Object storage startup Cloudian partnered with UK-based Storage Made Easy on file sync-and-share capabilities designed to target enterprises facing compliance requirements under the European Union’s General Data Protection Regulation (GDPR).
On-premise Cloudian storage sits at the back end, and Storage Made Easy (SME) supplies the collaboration software to enable users to securely share data in Dropbox-like fashion. The SME software is compatible with Windows, Mac, Linux, iOS and Android operating systems.
“It’s getting increasingly challenging to meet compliance requirements and use the cloud as a repository. So keeping data in the data center behind your firewall and making sharing possible in a controlled way becomes very appealing,” said Jon Toor, Cloudian’s chief marketing officer.
Toor noted that the EU’s GDPR and the newly enacted California Consumer Privacy Act require strict control of personally identifiable information, as well as the ability to delete data on request. The SME software can detect more than 60 types of personal data, including social security, passport and credit card numbers.
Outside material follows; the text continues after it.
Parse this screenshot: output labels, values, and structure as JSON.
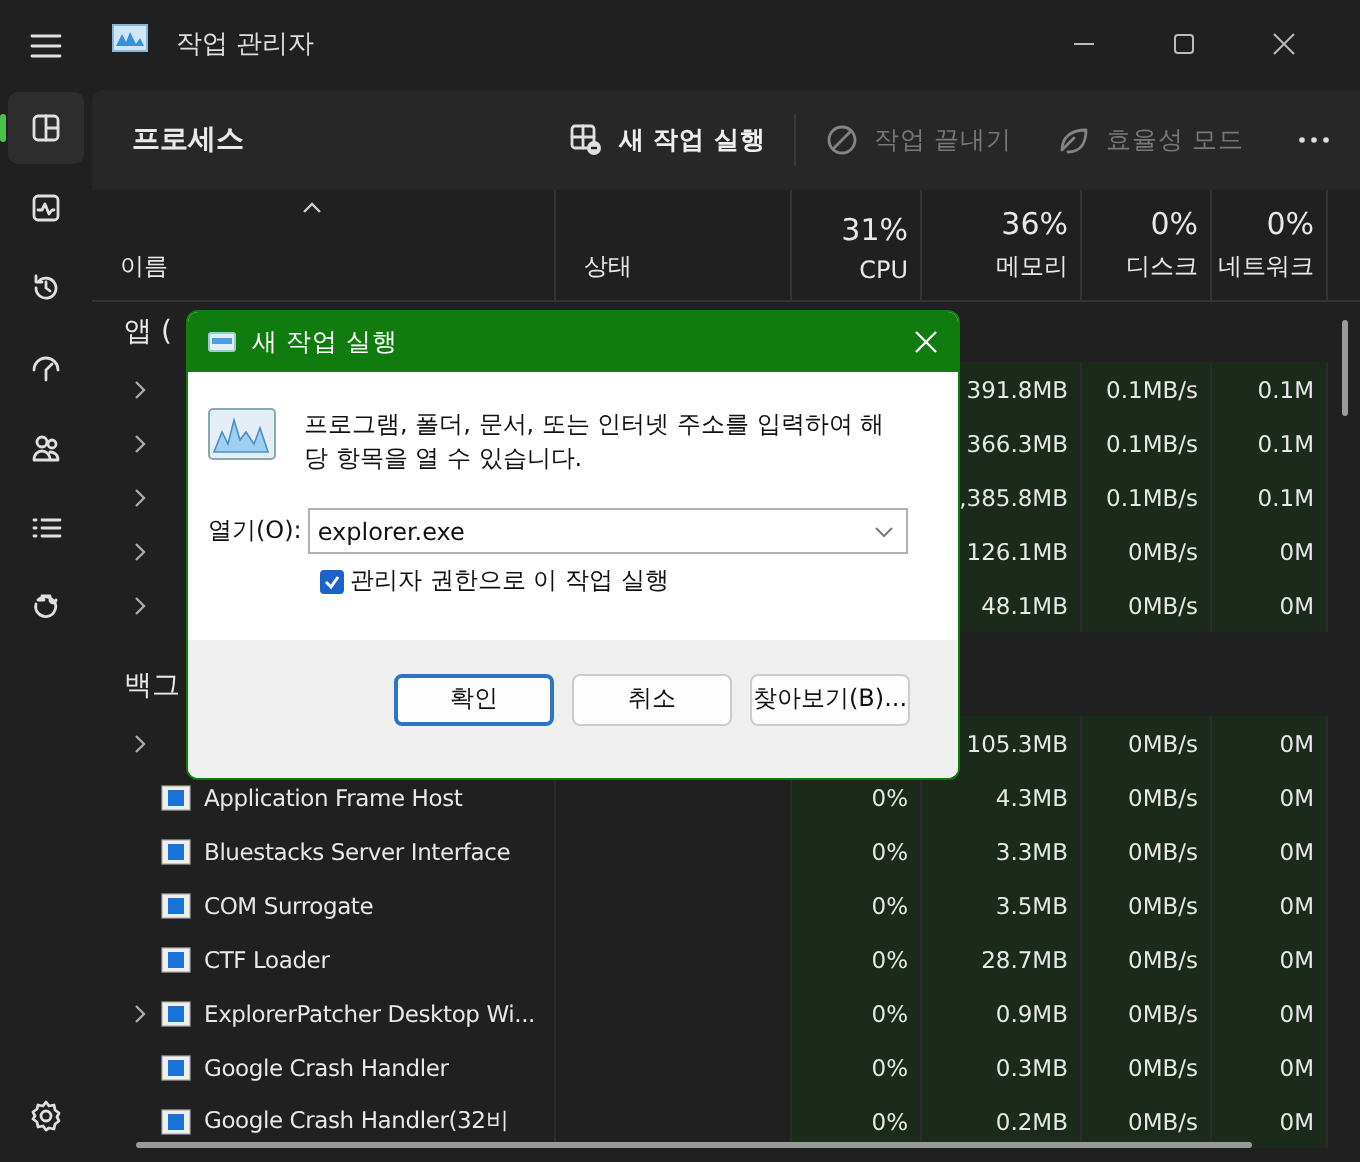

With the SME software, IT managers gain oversight of regulated personal information through functionality such as file event auditing, versioning and locking, configurable geographic boundaries and download limits, and policy-based data synchronization. They can restrict access permissions through the Lightweight Directory Access Protocol (LDAP) and Microsoft’s Active Directory and set time limits to disable password-protected links to shared information.
Cloudian storage enables data replication
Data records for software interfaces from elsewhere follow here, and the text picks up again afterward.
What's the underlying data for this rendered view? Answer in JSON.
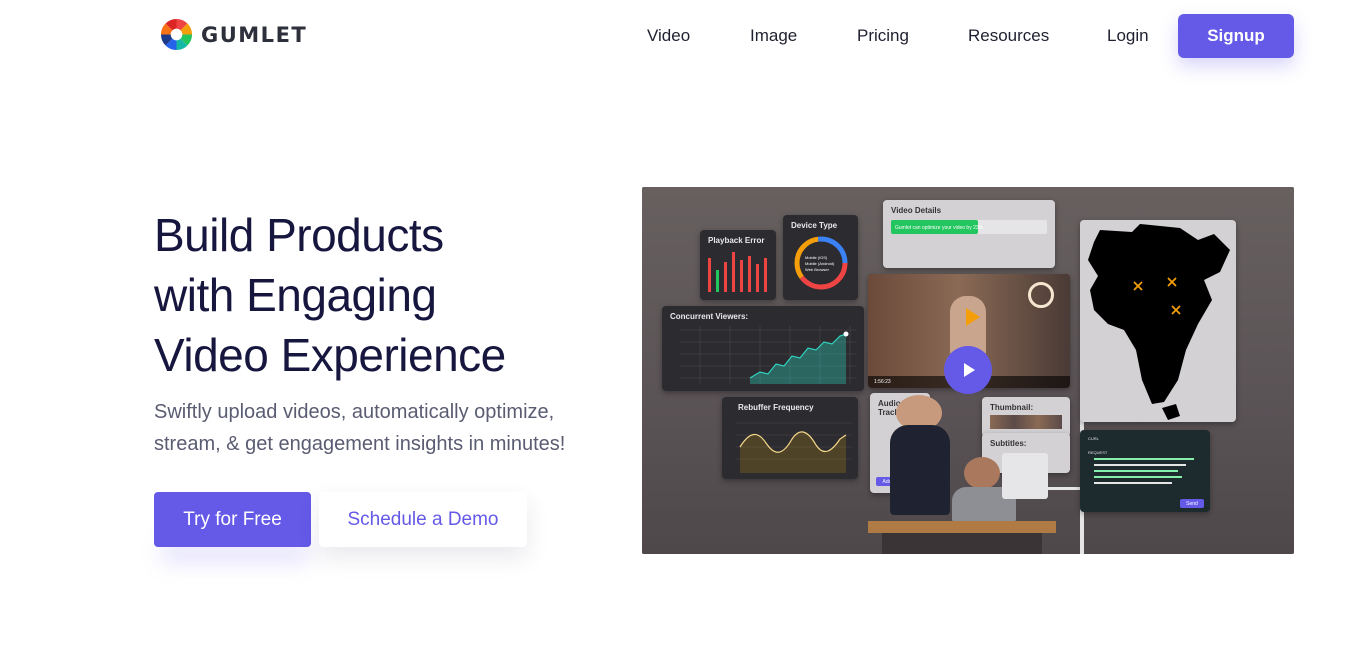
{
  "brand": {
    "name": "GUMLET"
  },
  "nav": {
    "links": [
      "Video",
      "Image",
      "Pricing",
      "Resources",
      "Login"
    ],
    "signup_label": "Signup"
  },
  "hero": {
    "headline_line1": "Build Products",
    "headline_line2_prefix": "with ",
    "headline_line2_highlight": "Engaging",
    "headline_line3": "Video Experience",
    "subhead": "Swiftly upload videos, automatically optimize, stream, & get engagement insights in minutes!",
    "cta_primary": "Try for Free",
    "cta_secondary": "Schedule a Demo"
  },
  "visual": {
    "cards": {
      "playback_error": "Playback Error",
      "device_type": "Device Type",
      "video_details": "Video Details",
      "video_details_note": "Gumlet can optimize your video by 23%",
      "concurrent_viewers": "Concurrent Viewers:",
      "rebuffer_frequency": "Rebuffer Frequency",
      "audio_tracks": "Audio Tracks:",
      "thumbnail": "Thumbnail:",
      "subtitles": "Subtitles:",
      "audio_add": "Add",
      "code_send": "Send",
      "code_label": "CURL",
      "code_request": "REQUEST",
      "player_time": "1:56:23"
    },
    "device_legend": [
      "Mobile (iOS)",
      "Mobile (Android)",
      "Web Browser"
    ],
    "colors": {
      "accent": "#6559e8",
      "green": "#22c55e",
      "orange": "#f59e0b",
      "map": "#000000"
    }
  }
}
Cloudian’s HyperStore scale-out object storage software enables data replication to another HyperStore instance in a different location or to a secure cloud location for disaster recovery purposes. Cloudian has a HyperFile NAS controller to enable enterprise file services from its HyperStore object storage.
Toor said that Cloudian became aware of Storage Made Easy through customers who were using the British company’s software and suggested the two companies work together. The Cloudian storage and SME collaboration software supported the Amazon S3 API
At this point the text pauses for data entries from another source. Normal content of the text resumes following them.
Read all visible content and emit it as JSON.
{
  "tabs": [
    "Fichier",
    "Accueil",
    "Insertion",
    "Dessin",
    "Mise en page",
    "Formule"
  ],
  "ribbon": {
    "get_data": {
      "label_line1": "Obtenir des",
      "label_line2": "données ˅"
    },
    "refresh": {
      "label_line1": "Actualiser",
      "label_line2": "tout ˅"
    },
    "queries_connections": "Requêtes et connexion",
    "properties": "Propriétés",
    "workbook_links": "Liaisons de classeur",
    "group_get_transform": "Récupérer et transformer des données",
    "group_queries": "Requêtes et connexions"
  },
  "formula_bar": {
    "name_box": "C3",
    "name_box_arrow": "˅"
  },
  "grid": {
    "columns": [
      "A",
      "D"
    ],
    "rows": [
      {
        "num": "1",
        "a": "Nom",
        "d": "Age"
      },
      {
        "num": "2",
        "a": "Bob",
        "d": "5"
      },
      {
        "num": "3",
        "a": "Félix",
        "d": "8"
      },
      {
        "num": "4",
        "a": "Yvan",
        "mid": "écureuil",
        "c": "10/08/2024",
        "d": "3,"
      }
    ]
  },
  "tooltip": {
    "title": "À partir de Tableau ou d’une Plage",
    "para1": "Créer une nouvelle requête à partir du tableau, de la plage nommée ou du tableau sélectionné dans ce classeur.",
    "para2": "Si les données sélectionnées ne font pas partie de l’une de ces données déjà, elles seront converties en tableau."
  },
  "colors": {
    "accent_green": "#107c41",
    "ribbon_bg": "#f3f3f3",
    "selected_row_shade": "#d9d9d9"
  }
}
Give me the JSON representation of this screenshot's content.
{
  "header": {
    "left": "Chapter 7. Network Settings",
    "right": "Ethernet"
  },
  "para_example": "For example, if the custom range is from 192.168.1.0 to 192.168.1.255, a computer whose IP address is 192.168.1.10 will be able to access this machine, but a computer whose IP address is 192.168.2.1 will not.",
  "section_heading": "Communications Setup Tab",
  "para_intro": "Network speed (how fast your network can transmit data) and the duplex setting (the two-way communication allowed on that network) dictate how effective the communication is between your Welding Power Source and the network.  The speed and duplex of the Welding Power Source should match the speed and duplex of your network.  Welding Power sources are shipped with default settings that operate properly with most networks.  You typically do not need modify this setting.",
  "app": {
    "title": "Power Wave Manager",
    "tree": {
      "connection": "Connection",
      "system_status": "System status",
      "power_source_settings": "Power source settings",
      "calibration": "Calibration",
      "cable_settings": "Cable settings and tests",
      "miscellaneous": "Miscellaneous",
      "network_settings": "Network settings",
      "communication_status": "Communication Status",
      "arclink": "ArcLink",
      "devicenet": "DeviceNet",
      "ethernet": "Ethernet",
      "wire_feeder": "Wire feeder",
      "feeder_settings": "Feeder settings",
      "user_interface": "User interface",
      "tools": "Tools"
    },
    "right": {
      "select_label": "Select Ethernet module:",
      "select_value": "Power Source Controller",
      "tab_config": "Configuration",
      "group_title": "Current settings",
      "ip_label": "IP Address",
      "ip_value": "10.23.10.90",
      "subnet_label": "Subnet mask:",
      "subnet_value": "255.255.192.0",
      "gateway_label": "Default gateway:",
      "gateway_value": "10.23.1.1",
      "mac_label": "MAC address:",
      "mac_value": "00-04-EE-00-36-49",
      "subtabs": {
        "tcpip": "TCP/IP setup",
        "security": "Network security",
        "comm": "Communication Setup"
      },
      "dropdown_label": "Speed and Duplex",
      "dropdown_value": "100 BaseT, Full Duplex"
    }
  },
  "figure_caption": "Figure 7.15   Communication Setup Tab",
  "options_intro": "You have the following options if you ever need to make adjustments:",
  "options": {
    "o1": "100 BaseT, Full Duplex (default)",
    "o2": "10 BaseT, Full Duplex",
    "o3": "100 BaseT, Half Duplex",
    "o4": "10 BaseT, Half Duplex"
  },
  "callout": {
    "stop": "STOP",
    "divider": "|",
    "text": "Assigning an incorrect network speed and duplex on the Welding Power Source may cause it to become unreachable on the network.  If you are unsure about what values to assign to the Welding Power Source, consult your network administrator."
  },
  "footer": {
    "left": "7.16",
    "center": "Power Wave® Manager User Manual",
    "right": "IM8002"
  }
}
from the beginning, so the two systems can connect seamlessly, Toor said.
Cloudian has a reseller agreement with SME enabling it to offer the SME software as part of a complete package with its storage software and support. Toor said Cloudian launched the agreement with SME in February, but new functionality to track personal information didn’t become available until June.
Customers would typically run the SME software on a virtual machine in a server co-located in the same vicinity as the Cloudian storage and point it at the HyperStore cluster, according to Toor. He said they also have the option to run the SME software on the same box as the Cloudian storage software, which is typically sold pre-configured with hardware.
Greg Schulz, a senior advisory analyst at Server and Storage IO, said he expects to see more vendors develop new functionality in-house or strike partnership to get to market quicker to help customers address GDPR, the California Consumer Privacy and additional regulations that will likely emerge.
“Now we’re going to see more about how you go about implementing, managing, and figuring out what to do in actually rolling out and deploying GDPR as well as taking care of it on an ongoing basis,” Schulz said. “The vendors are coming out with tools. But likewise the customers are wondering how they go about detecting what they have and how they go about implementing this.”